As I was learning to read, my Cubana mother, a castaway in Connecticut, slogged through Don Quijote de la Mancha, to earn her master’s degree in Spanish literature. Arriving on our doorstep from Spain, it was the thickest book I had ever seen and the hardest my mother had ever read. And so it was that my mother translated Cervantes’ antique tales for me at bedtime. It helped us both – my mother made decent progress on her homework, and I collected dozens of stories about the bumbling knight trapped in a fit of madness, or, as my mother said, una pesadilla – a nightmare. Don Quijote rode off into sunsets on Rocinante his noble steed, who in truth, was half-starving; the horse’s skin barely upholstered his ribs. He traveled with his illiterate squire turned sidekick, Sancho Panza, who was ample in body and spirit and remained ever so practical in a world that was al revés – upside down.
I took my mother’s version of Dulcinea to heart; Don Quijote’s dama was only beautiful to him. Fea, fea, fea –ugly, ugly, ugly – said my mother, who always needed to have the last word. Years later, I understood that Don Quijote’s swooning over Dulcinea acted out the well-worn aphorism that beauty is in the eye of the beholder. When I read parts of Cervantes’ novel in college, I was glad my mother had not told me that Dulcinea is offstage for the entire novel and that she was a figment of Don Quijote’s imagination. Or maybe my mother’s reading of Cervantes was not close enough, and she didn’t know.
I moved on from listening to stories of Don Quijote to reading lessons in Spanish with my mother. Spanish is straightforward; it’s read how it sounds. I quickly put together the consonants and vowels. My mother bought me an illustrated book of Spanish vocabulary, hoping my skills would translate into fluency. A es Para Arbol. A is for Tree the book began.
Reading arbol and other words in Spanish hailed a new era for my mother and me in which she thrilled to watch me absorbing her language. A few years later, I learned to read Hebrew’s serious black letters, which reminded me of squat, stern old-world grandfathers. In Hebrew, my reading life quite literally became al revés as I stumbled over the words written right to left. Like the Inuit, who have a hundred words for snow at the ready, it felt as if Hebrew had a hundred words for God.
In the end, I never learned why Johnny wet the bed. I never knew why I wet the bed. Many years later, a therapist told me nocturnal incontinence was a protest against my mother taking refuge with me in my twin bed after another explosive fight with my father. In the wake of those rows, I felt as if I were choking on smoke and suffocating under ash.
Ashes, ashes we all fall down.

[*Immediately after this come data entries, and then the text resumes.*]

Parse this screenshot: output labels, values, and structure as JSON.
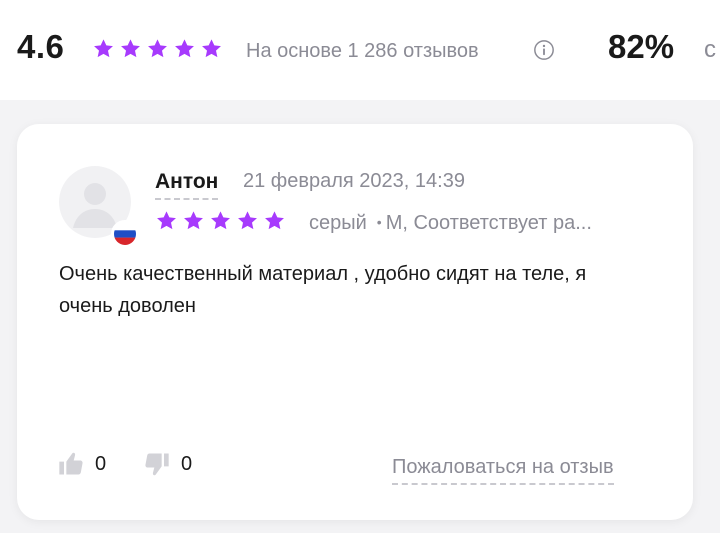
{
  "summary": {
    "rating": "4.6",
    "stars_filled": 5,
    "based_on": "На основе 1 286 отзывов",
    "percent": "82%",
    "percent_suffix_cut": "с"
  },
  "review": {
    "author": "Антон",
    "date": "21 февраля 2023, 14:39",
    "stars_filled": 5,
    "color_variant": "серый",
    "dot": "•",
    "size_fit": "M, Соответствует ра...",
    "text": "Очень качественный материал , удобно сидят на теле, я очень доволен",
    "likes": "0",
    "dislikes": "0",
    "report_label": "Пожаловаться на отзыв",
    "country_flag": "russia-flag-icon"
  },
  "colors": {
    "star": "#a73afd",
    "muted_text": "#8b8b95",
    "text": "#1a1a1a",
    "background": "#f3f3f5",
    "card": "#ffffff"
  }
}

I went on to devour the Scholastic Books I so loved ordering through school, and my mother had finally ceded privacy to me at bedtime. I stopped wetting the bed. I was never a kid who read under the covers with a flashlight. Too claustrophobic. Too airless. Instead, I begged my parents to leave the hall light on at night. They left my door ajar, thinking I was afraid of the dark. But after everyone went to sleep, I opened the door wider to bask in a sliver of illumination as intimate as candlelight. I read crisscross applesauce on my pink shag carpeting for hours.
The Asylum Avenue bus still heads east, and passengers wait at the same stops. The new buses are sleeker, their engines purring – no more wheezing like a chorus of those orderly squat stern grandfathers. No more plumes of black exhaust trailing the bus. Maybe another little kid sounds out the words of new advertisements on those quiet buses. Or perhaps the buses lull them into a sleep in which they dream expansively, romantically, like Don Quijote de la Mancha.